14 February 2002 New optical cell design for pollutant detection
Author Affiliations +
Proceedings Volume 4578, Fiber Optic Sensor Technology and Applications 2001; (2002); doi: 10.1117/12.456083
Event: Environmental and Industrial Sensing, 2001, Boston, MA, United States
Abstract
A new and simple optical gas cell, developed to perform as the transducer for a methane fiber optic sensor, is presented. Its main advantage lies in the fact that, employing low-cost components and an easy alignment process, the path where the light beam is in contact with the pollutant becomes maximized to as much as four times the physical length of the optical cell. This increment in optical length is directly related to the optimization of the fiber optic sensor since low levels of methane concentration can be measured as stated by Beer-Lambert's law. One of the main advantages of this design lies in the simplicity of the optic cell, which makes it very interesting when one has to deal with the manufacturing process. The cell is mounted on a reflective configuration which improves the connection as only one optical fiber is employed. The main elements of the cell are an optical fiber, a mirror of high reflectivity and a converging lens arranged in an appropriate fashion to obtain the desired result. With this relatively reduced and low cost set of devices the insertion losses achieved are in the range of the 4-5 dB's.
© (2002) COPYRIGHT Society of Photo-Optical Instrumentation Engineers (SPIE). Downloading of the abstract is permitted for personal use only.
Olga M. Conde, Sergio Garcia, Jesus M. Mirapeix, Juan Echevarria, Francisco J. Madruga Saavedra, Jose Miguel Lopez-Higuera, "New optical cell design for pollutant detection", Proc.
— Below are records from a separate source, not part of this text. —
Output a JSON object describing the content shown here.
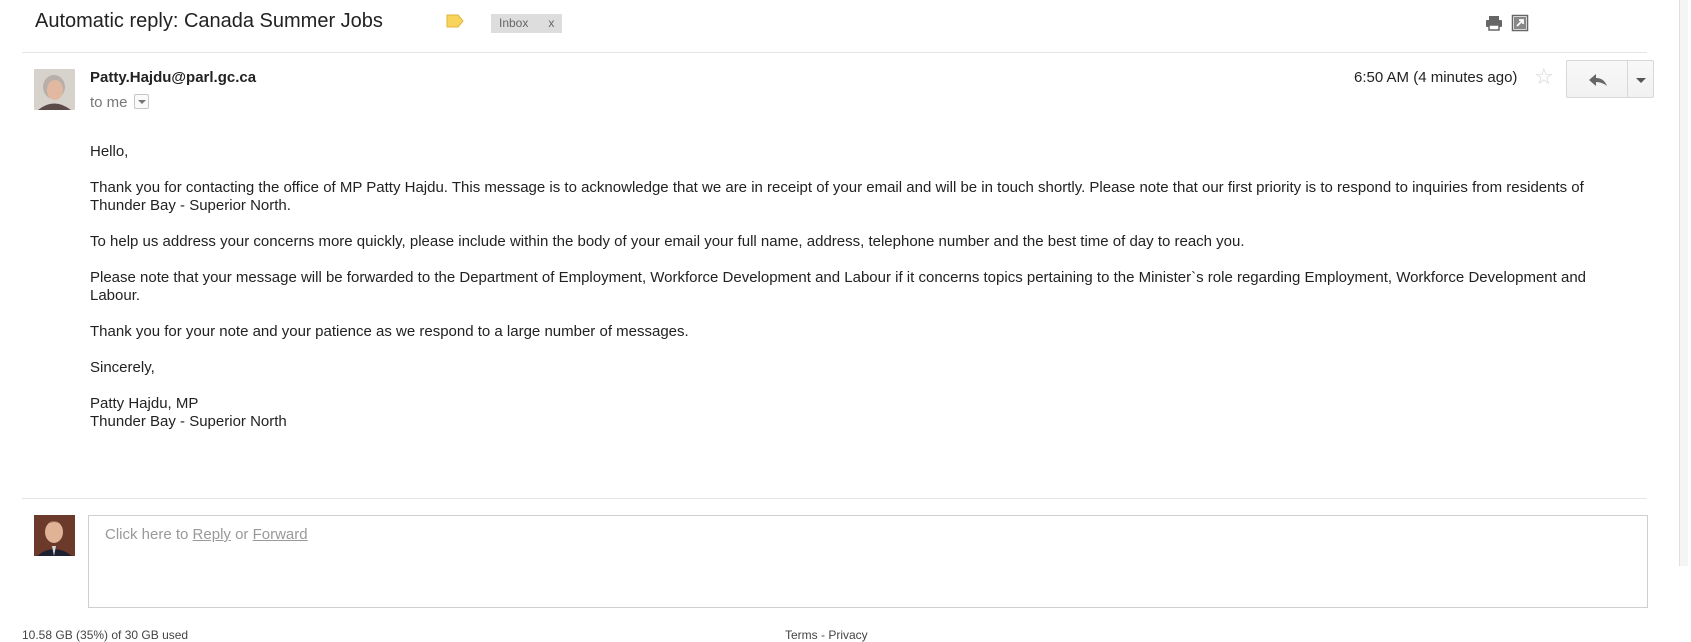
{
  "header": {
    "subject": "Automatic reply: Canada Summer Jobs",
    "label_chip": "Inbox",
    "label_chip_remove": "x",
    "label_color": "#f8d45c"
  },
  "message": {
    "from": "Patty.Hajdu@parl.gc.ca",
    "to": "to me",
    "date": "6:50 AM (4 minutes ago)",
    "body": [
      "Hello,",
      "Thank you for contacting the office of MP Patty Hajdu. This message is to acknowledge that we are in receipt of your email and will be in touch shortly. Please note that our first priority is to respond to inquiries from residents of Thunder Bay - Superior North.",
      "To help us address your concerns more quickly, please include within the body of your email your full name, address, telephone number and the best time of day to reach you.",
      "Please note that your message will be forwarded to the Department of Employment, Workforce Development and Labour if it concerns topics pertaining to the Minister`s role regarding Employment, Workforce Development and Labour.",
      "Thank you for your note and your patience as we respond to a large number of messages.",
      "Sincerely,"
    ],
    "signature": [
      "Patty Hajdu, MP",
      "Thunder Bay - Superior North"
    ]
  },
  "reply_box": {
    "prefix": "Click here to ",
    "reply": "Reply",
    "or": " or ",
    "forward": "Forward"
  },
  "footer": {
    "left": "10.58 GB (35%) of 30 GB used",
    "center": "Terms - Privacy"
  },
  "icons": {
    "print": "print-icon",
    "new_window": "open-in-new-window-icon",
    "star": "star-icon",
    "reply": "reply-arrow-icon",
    "more": "chevron-down-icon",
    "label": "label-tag-icon"
  }
}
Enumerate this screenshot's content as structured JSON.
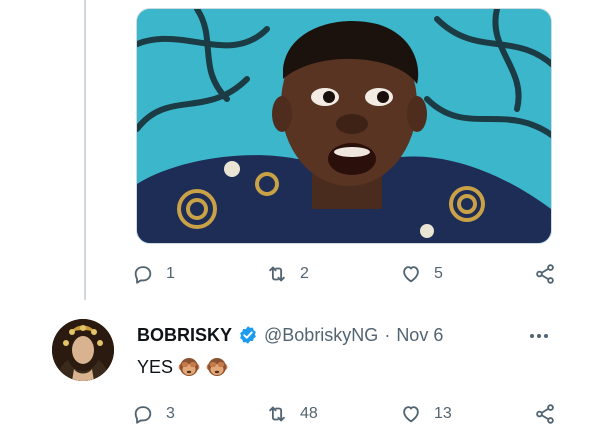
{
  "previous_tweet": {
    "media": {
      "description_icon": "photo-icon"
    },
    "actions": {
      "reply_count": "1",
      "retweet_count": "2",
      "like_count": "5"
    }
  },
  "reply_tweet": {
    "author": {
      "name": "BOBRISKY",
      "handle": "@BobriskyNG",
      "separator": "·",
      "date": "Nov 6",
      "verified": true
    },
    "text": "YES",
    "emoji": [
      "see-no-evil-monkey",
      "see-no-evil-monkey"
    ],
    "actions": {
      "reply_count": "3",
      "retweet_count": "48",
      "like_count": "13"
    }
  },
  "colors": {
    "text_primary": "#0f1419",
    "text_secondary": "#536471",
    "verified_blue": "#1d9bf0",
    "thread_line": "#cfd9de"
  }
}
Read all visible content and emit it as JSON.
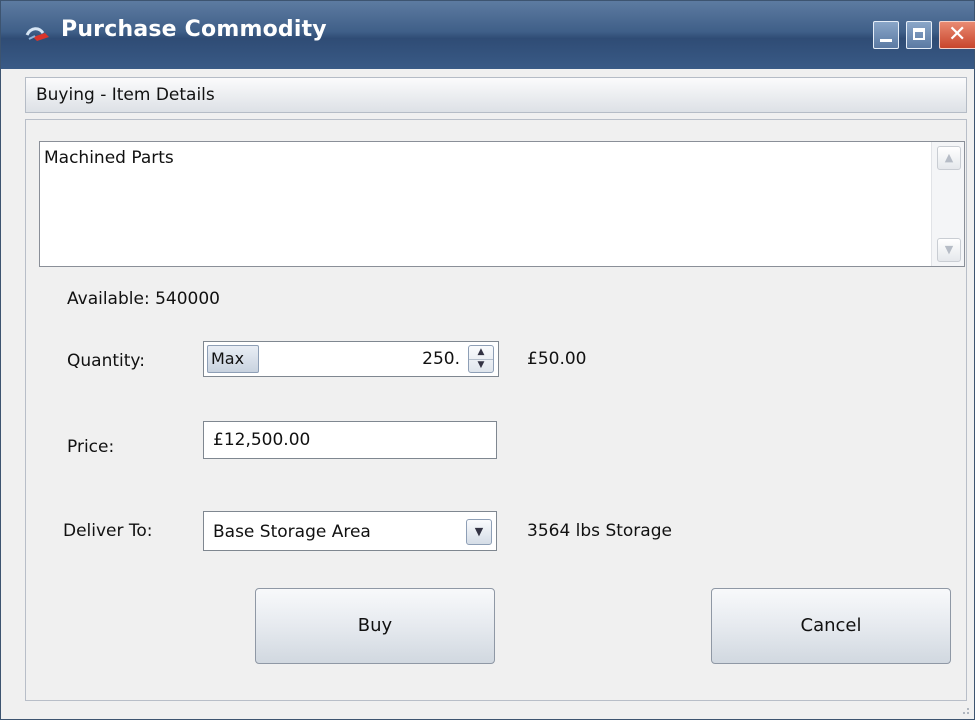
{
  "window": {
    "title": "Purchase Commodity",
    "controls": {
      "minimize": "minimize",
      "maximize": "maximize",
      "close": "close"
    }
  },
  "section": {
    "label": "Buying - Item Details"
  },
  "item": {
    "description": "Machined Parts"
  },
  "availability": {
    "text": "Available: 540000"
  },
  "quantity": {
    "label": "Quantity:",
    "max_label": "Max",
    "value": "250.",
    "unit_price": "£50.00"
  },
  "price": {
    "label": "Price:",
    "value": "£12,500.00"
  },
  "delivery": {
    "label": "Deliver To:",
    "selected": "Base Storage Area",
    "storage_info": "3564 lbs Storage"
  },
  "actions": {
    "buy_label": "Buy",
    "cancel_label": "Cancel"
  },
  "colors": {
    "titlebar": "#3f5f88",
    "close_button": "#d0553a",
    "panel_bg": "#f0f0f0"
  }
}
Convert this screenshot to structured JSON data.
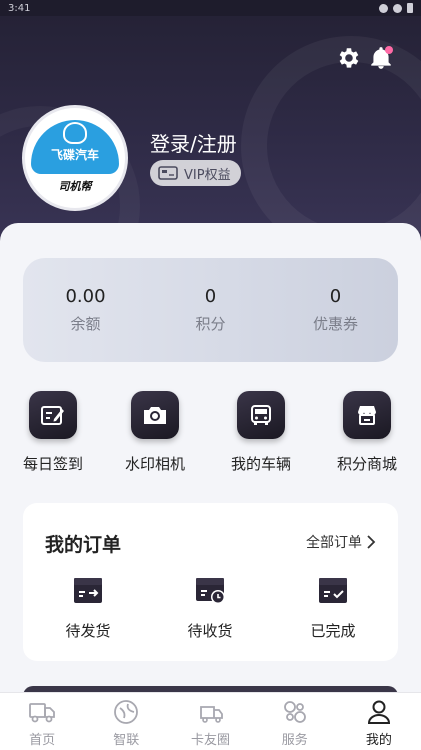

SPIE 4578, Fiber Optic Sensor Technology and Applications 2001, (14 February 2002); doi: 10.1117/12.456083; https://doi.org/10.1117/12.456083
PROCEEDINGS
8 PAGES


SHARE
KEYWORDS
Mirrors

Optics manufacturing

Transducers

Chemical elements

Optical components

Reflectivity

Reflection

RELATED CONTENT


Back to Top